Drinking alcohol actually lowers the core temperature of the body. No doubt drinking alcohol makes you feel warmer as the blood-alcohol level rises. Alcohol is a vasodilator (another reason I always check blood pressure), this means that your blood vessels dilate, particularly the capillaries under the surface of your skin. The volume of blood at the skin’s surface increases leaving you feeling warmer. This draws blood away from your core, therefore decreasing core temperature. To maintain or even raise core temperature the opposite needs to happen, constriction of the blood vessels, meaning less blood flow to the skin and a higher core body temperature. As the blood is brought to the surface of the skin it rapidly cools leading to an even greater drop in core body temperature.

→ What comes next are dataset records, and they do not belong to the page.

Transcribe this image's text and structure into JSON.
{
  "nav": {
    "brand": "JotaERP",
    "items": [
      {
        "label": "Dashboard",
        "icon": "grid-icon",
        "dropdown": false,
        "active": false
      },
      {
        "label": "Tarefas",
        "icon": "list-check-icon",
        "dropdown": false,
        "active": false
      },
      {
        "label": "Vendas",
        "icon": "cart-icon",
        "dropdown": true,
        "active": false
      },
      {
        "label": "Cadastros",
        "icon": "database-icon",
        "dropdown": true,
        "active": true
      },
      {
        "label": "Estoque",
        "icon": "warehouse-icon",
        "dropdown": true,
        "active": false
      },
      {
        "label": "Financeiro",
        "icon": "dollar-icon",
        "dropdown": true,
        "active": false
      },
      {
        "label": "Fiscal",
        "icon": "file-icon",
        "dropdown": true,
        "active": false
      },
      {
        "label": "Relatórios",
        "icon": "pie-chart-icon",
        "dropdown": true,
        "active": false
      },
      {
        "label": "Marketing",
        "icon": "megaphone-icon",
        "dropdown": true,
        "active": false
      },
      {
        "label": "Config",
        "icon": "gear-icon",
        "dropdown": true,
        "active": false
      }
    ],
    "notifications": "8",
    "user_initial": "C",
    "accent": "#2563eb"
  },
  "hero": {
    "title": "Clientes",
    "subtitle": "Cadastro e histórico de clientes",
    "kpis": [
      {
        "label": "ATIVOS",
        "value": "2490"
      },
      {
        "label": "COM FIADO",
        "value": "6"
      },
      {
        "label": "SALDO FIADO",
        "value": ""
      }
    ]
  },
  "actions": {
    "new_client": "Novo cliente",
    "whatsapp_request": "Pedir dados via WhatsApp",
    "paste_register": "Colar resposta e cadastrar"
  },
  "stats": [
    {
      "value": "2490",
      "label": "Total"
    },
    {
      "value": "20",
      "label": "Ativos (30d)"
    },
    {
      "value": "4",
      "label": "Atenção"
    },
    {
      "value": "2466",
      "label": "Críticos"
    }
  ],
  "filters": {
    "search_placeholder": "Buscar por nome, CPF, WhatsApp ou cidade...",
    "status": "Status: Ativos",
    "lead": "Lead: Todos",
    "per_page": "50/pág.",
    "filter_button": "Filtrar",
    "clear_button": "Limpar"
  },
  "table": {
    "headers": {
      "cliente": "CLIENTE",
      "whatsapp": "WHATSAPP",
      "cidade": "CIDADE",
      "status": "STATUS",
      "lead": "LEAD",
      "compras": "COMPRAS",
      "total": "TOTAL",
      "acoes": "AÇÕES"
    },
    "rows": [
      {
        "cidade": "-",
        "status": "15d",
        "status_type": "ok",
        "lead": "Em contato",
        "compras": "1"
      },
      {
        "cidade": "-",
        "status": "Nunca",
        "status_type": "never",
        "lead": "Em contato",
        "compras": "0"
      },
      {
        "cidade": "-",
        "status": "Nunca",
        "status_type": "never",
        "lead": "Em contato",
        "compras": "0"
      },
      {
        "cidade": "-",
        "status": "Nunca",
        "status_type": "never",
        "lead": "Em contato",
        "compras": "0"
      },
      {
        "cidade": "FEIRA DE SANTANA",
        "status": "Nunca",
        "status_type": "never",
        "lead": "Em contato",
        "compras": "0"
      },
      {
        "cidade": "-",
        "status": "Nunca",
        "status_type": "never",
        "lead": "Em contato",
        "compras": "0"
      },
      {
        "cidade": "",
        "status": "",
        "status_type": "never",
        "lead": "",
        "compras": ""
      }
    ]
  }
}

Your body likes to maintain a core temperature of around 37 C. To do this it uses the hypothalamus which has neurons that are sensitive to alterations in both skin and blood temp. When the body is exposed to heat (like the current heatwave), your body temperature rises. Receptors in the skin and blood pass the message to the hypothalamus, which then inhibits the adrenergic activity within the sympathetic nervous system (SNS) which is responsible for vasoconstriction and metabolic rate. When it senses that you're too hot we get vasodilation and a possible alteration in basal metabolic rate (BMR). We get greater heat loss via the skin and reduced heat production of the core body temp. If you're really hot such as when dancing or exercising we may find that the cholinergic sympathetic fibres innervate our sweat glands which release Acetylcholine (ACh) that stimulates sweat and enables us to further reduce our temperature.
So whether you're looking to increase your metabolism or trapped in a snow drift alcohol may not be the way raise or maintain your core temperature.